A dozen people came to LCI to explore the themes of this book in November. Revd Tom Lusty led the session. He said that he picked this book ‘Because it challenged me to reflect on certain of Jesus’ parables very differently.’ The main thing he wanted to communicate through the session was, ‘That the way we read the parables can make a big difference to the way in which we view Jesus’ attitudes toward the injustices of oppression and collusion.’
How did the Lunchtime Conversation bring new insights?
This way of reading the parables can be effective in both naming injustice and addressing collusion in oppressive, systematic practices. It highlighted that we need to tell the parables with those who are suffering injustice rather than about them.
We need to reflect on where we see ourselves in the parables when we tell them.
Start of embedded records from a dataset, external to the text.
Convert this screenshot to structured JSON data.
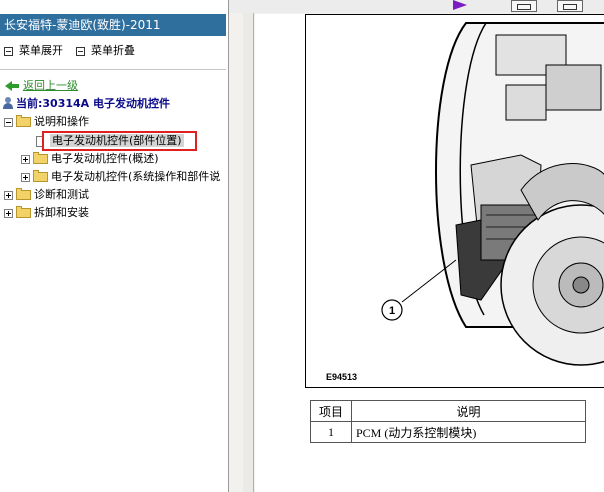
{
  "app": {
    "window_title": "长安福特-蒙迪欧(致胜)-2011"
  },
  "left_menu": {
    "expand_all": "菜单展开",
    "collapse_all": "菜单折叠"
  },
  "nav": {
    "back_label": "返回上一级",
    "current_label": "当前:30314A 电子发动机控件"
  },
  "tree": {
    "nodes": [
      {
        "label": "说明和操作",
        "state": "expanded"
      },
      {
        "label": "电子发动机控件(部件位置)",
        "state": "selected"
      },
      {
        "label": "电子发动机控件(概述)",
        "state": "collapsed"
      },
      {
        "label": "电子发动机控件(系统操作和部件说",
        "state": "collapsed"
      },
      {
        "label": "诊断和测试",
        "state": "collapsed"
      },
      {
        "label": "拆卸和安装",
        "state": "collapsed"
      }
    ]
  },
  "figure": {
    "callout": "1",
    "image_id": "E94513"
  },
  "parts_table": {
    "headers": [
      "项目",
      "说明"
    ],
    "rows": [
      {
        "item": "1",
        "description": "PCM (动力系控制模块)"
      }
    ]
  },
  "colors": {
    "title_bar": "#2f6f9e",
    "link_green": "#2c8c2c",
    "current_blue": "#0a0a8a",
    "highlight_red": "#e02020"
  }
}
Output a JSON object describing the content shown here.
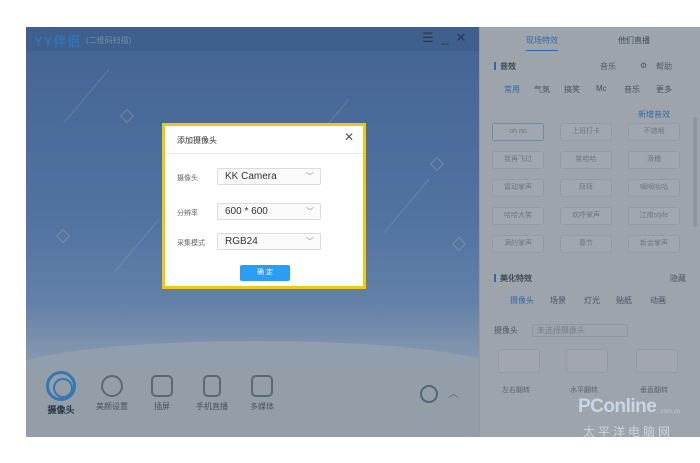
{
  "app": {
    "logo": "YY伴侣",
    "logo_sub": "(二维码扫描)",
    "menu_icon": "menu-icon",
    "minimize_icon": "minimize-icon",
    "close_icon": "close-icon"
  },
  "bottom_bar": {
    "items": [
      {
        "label": "摄像头",
        "icon": "camera-icon"
      },
      {
        "label": "美颜设置",
        "icon": "beauty-icon"
      },
      {
        "label": "插屏",
        "icon": "screen-icon"
      },
      {
        "label": "手机直播",
        "icon": "phone-icon"
      },
      {
        "label": "多媒体",
        "icon": "media-icon"
      }
    ]
  },
  "right_panel": {
    "tabs": [
      "现场特效",
      "他们直播"
    ],
    "section1": "音效",
    "option_labels": [
      "音乐",
      "帮助"
    ],
    "subtabs": [
      "常用",
      "气氛",
      "搞笑",
      "Mc",
      "音乐",
      "更多"
    ],
    "add_label": "新增音效",
    "effects": [
      "oh no",
      "上班打卡",
      "不错哦",
      "我再飞过",
      "笑哈哈",
      "滑稽",
      "雷动掌声",
      "拜拜",
      "嘀嘀咕咕",
      "哈哈大笑",
      "欢呼掌声",
      "江南style",
      "满的掌声",
      "春节",
      "新会掌声"
    ],
    "section2": "美化特效",
    "section2_more": "隐藏",
    "subtabs2": [
      "摄像头",
      "场景",
      "灯光",
      "贴纸",
      "动画"
    ],
    "camera_label": "摄像头",
    "camera_value": "未选择摄像头",
    "tools": [
      "左右翻转",
      "水平翻转",
      "垂直翻转"
    ]
  },
  "dialog": {
    "title": "添加摄像头",
    "close_icon": "close-icon",
    "fields": [
      {
        "label": "摄像头",
        "value": "KK Camera"
      },
      {
        "label": "分辨率",
        "value": "600 * 600"
      },
      {
        "label": "采集模式",
        "value": "RGB24"
      }
    ],
    "ok_label": "确 定"
  },
  "watermark": {
    "brand": "PConline",
    "sub": "太平洋电脑网",
    "url": ".com.cn"
  },
  "colors": {
    "accent": "#2b9df2",
    "dialog_border": "#f2c616",
    "stage_blue": "#5c88c8"
  }
}
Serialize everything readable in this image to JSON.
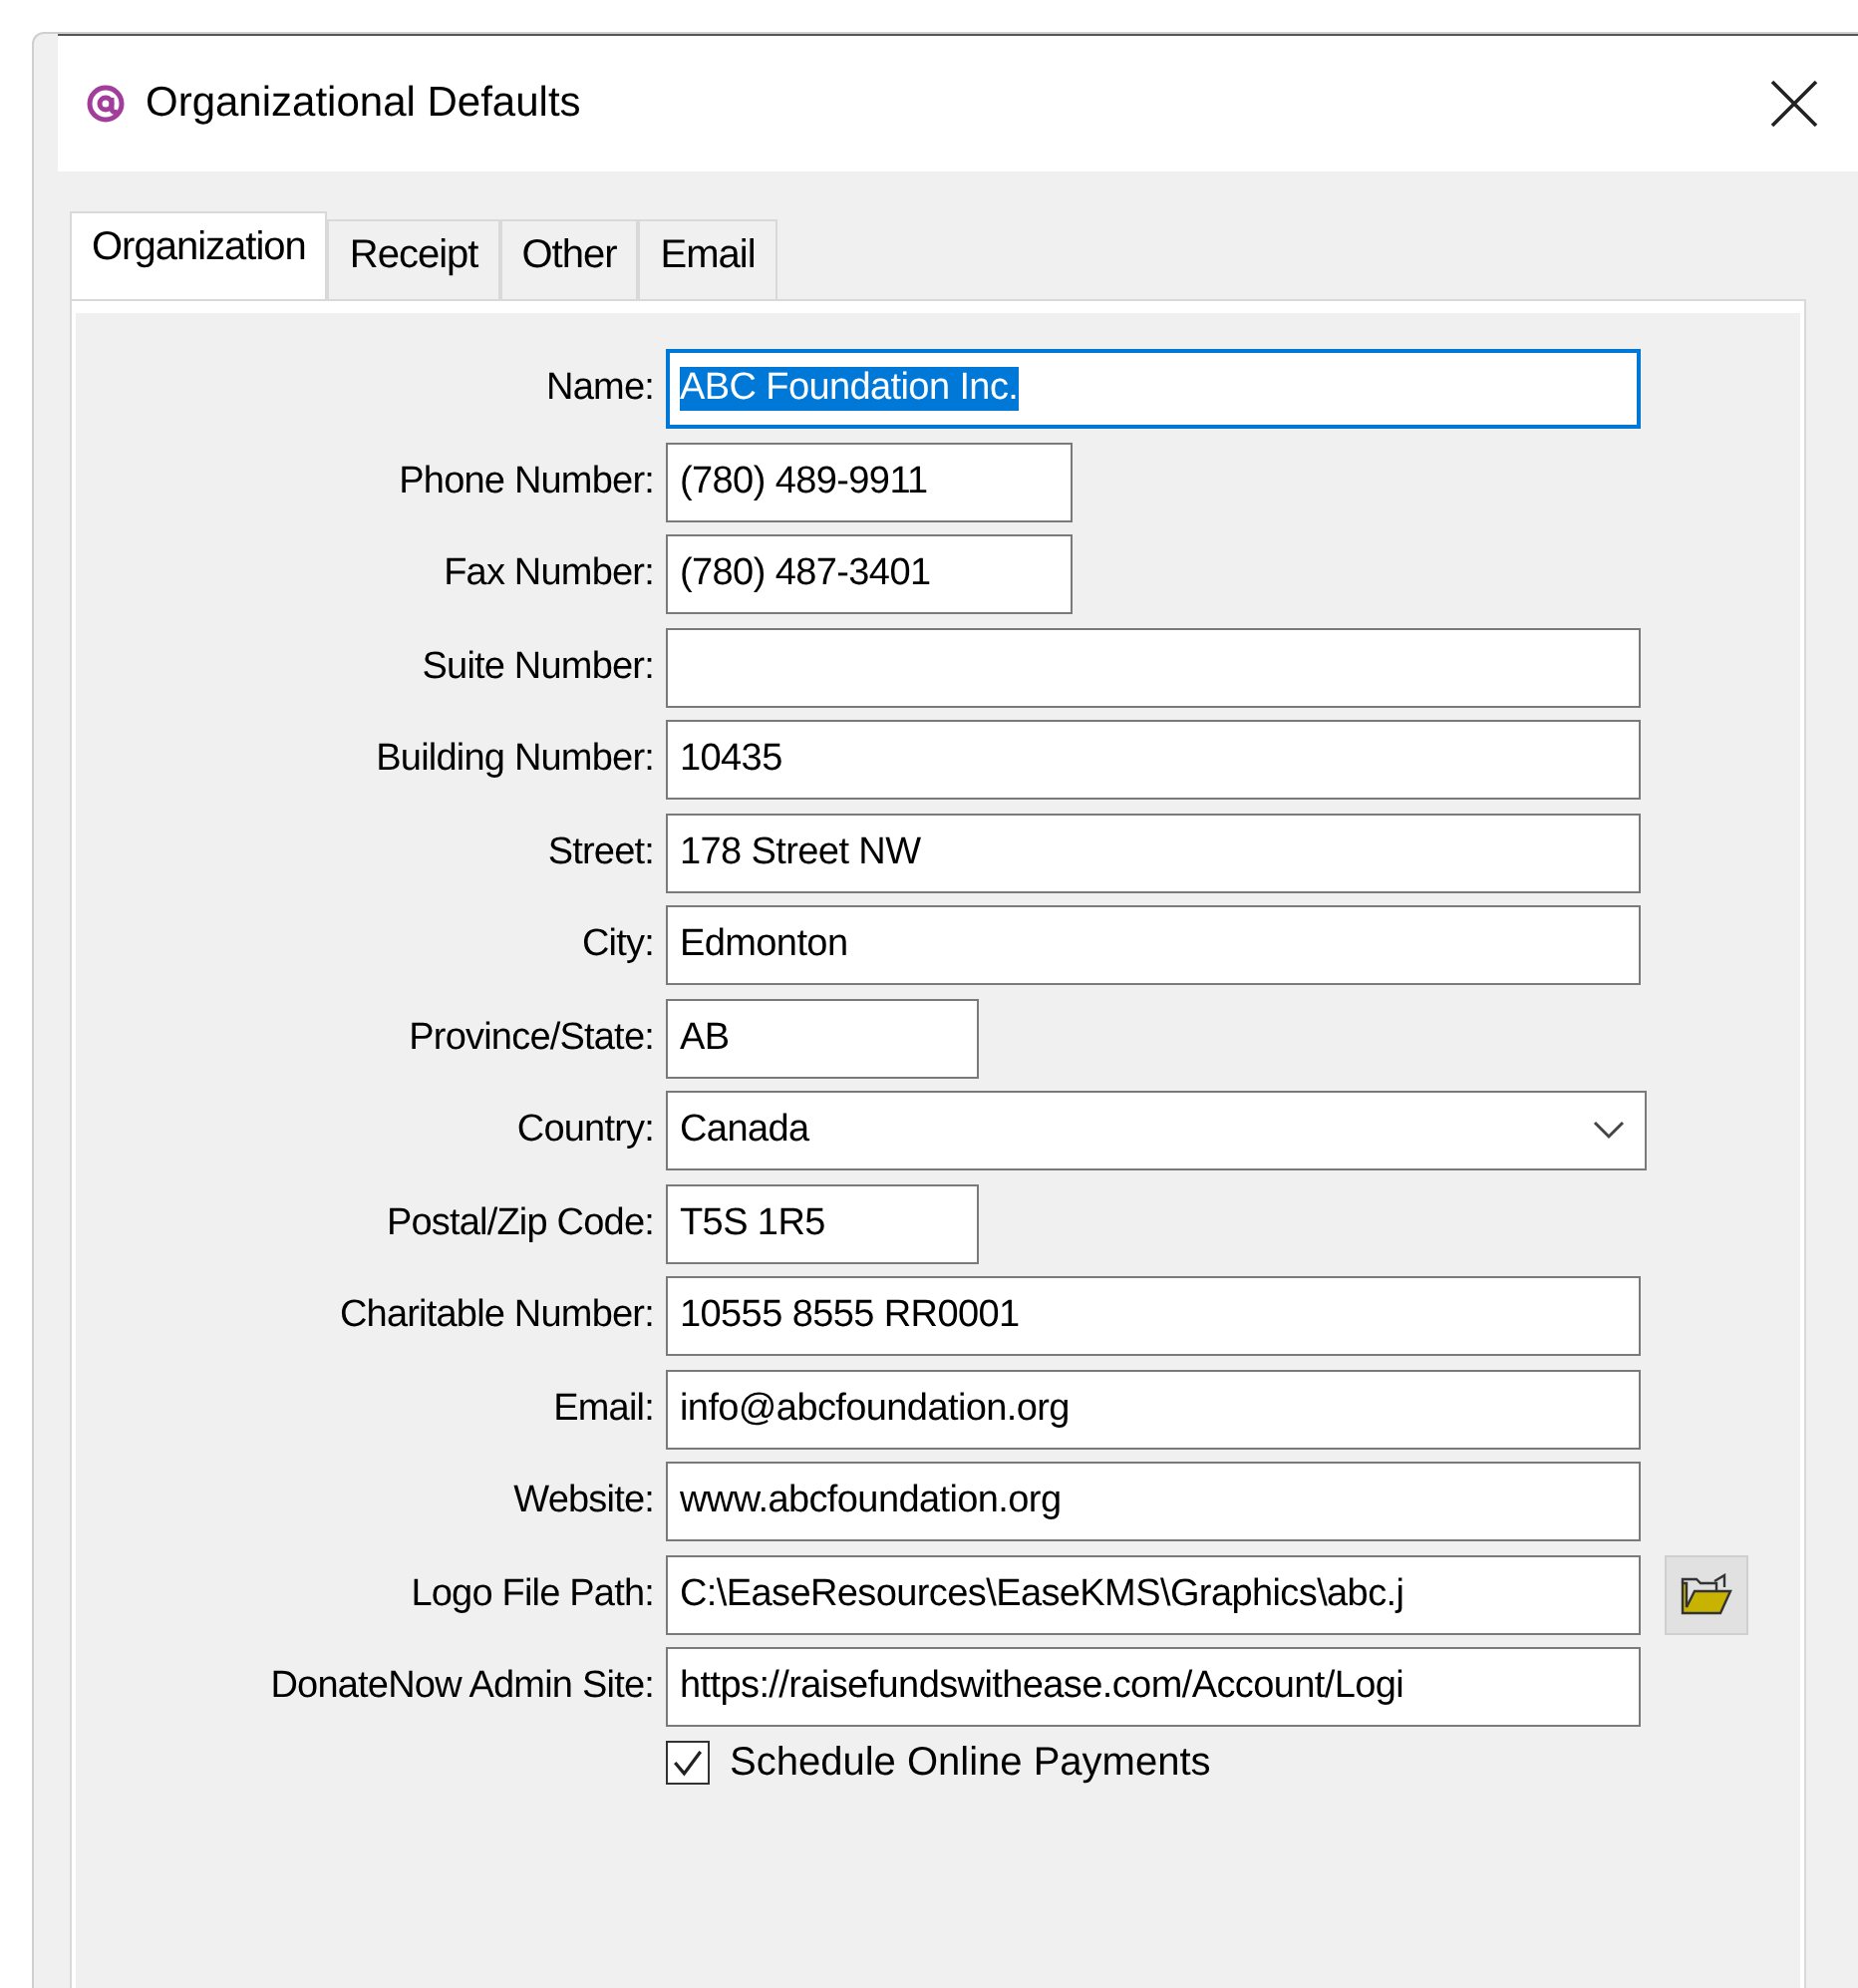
{
  "window": {
    "title": "Organizational Defaults"
  },
  "tabs": [
    {
      "label": "Organization",
      "selected": true
    },
    {
      "label": "Receipt",
      "selected": false
    },
    {
      "label": "Other",
      "selected": false
    },
    {
      "label": "Email",
      "selected": false
    }
  ],
  "fields": [
    {
      "label": "Name:",
      "value": "ABC Foundation Inc.",
      "kind": "text",
      "focused": true
    },
    {
      "label": "Phone Number:",
      "value": "(780) 489-9911",
      "kind": "short",
      "focused": false
    },
    {
      "label": "Fax Number:",
      "value": "(780) 487-3401",
      "kind": "short",
      "focused": false
    },
    {
      "label": "Suite Number:",
      "kind": "text",
      "focused": false
    },
    {
      "label": "Building Number:",
      "value": "10435",
      "kind": "text",
      "focused": false
    },
    {
      "label": "Street:",
      "value": "178 Street NW",
      "kind": "text",
      "focused": false
    },
    {
      "label": "City:",
      "value": "Edmonton",
      "kind": "text",
      "focused": false
    },
    {
      "label": "Province/State:",
      "value": "AB",
      "kind": "tiny",
      "focused": false
    },
    {
      "label": "Country:",
      "value": "Canada",
      "kind": "combo",
      "focused": false
    },
    {
      "label": "Postal/Zip Code:",
      "value": "T5S 1R5",
      "kind": "tiny",
      "focused": false
    },
    {
      "label": "Charitable Number:",
      "value": "10555 8555 RR0001",
      "kind": "text",
      "focused": false
    },
    {
      "label": "Email:",
      "value": "info@abcfoundation.org",
      "kind": "text",
      "focused": false
    },
    {
      "label": "Website:",
      "value": "www.abcfoundation.org",
      "kind": "text",
      "focused": false
    },
    {
      "label": "Logo File Path:",
      "value": "C:\\EaseResources\\EaseKMS\\Graphics\\abc.j",
      "kind": "file",
      "focused": false
    },
    {
      "label": "DonateNow Admin Site:",
      "value": "https://raisefundswithease.com/Account/Logi",
      "kind": "text",
      "focused": false
    }
  ],
  "checkbox": {
    "label": "Schedule Online Payments",
    "checked": true
  }
}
If it is as retainer or steward, that indicates that we share in the oppressor’s perspective and do not stand apart from it. To not identify in this way is a powerful stance in many contexts, and we talked about this in relation to both our contexts and to Sri Lanka.
People who attended shared that the session was particularly helpful in helping them to heighten awareness of our lenses on life, through developing understanding of the impact of class and economic status.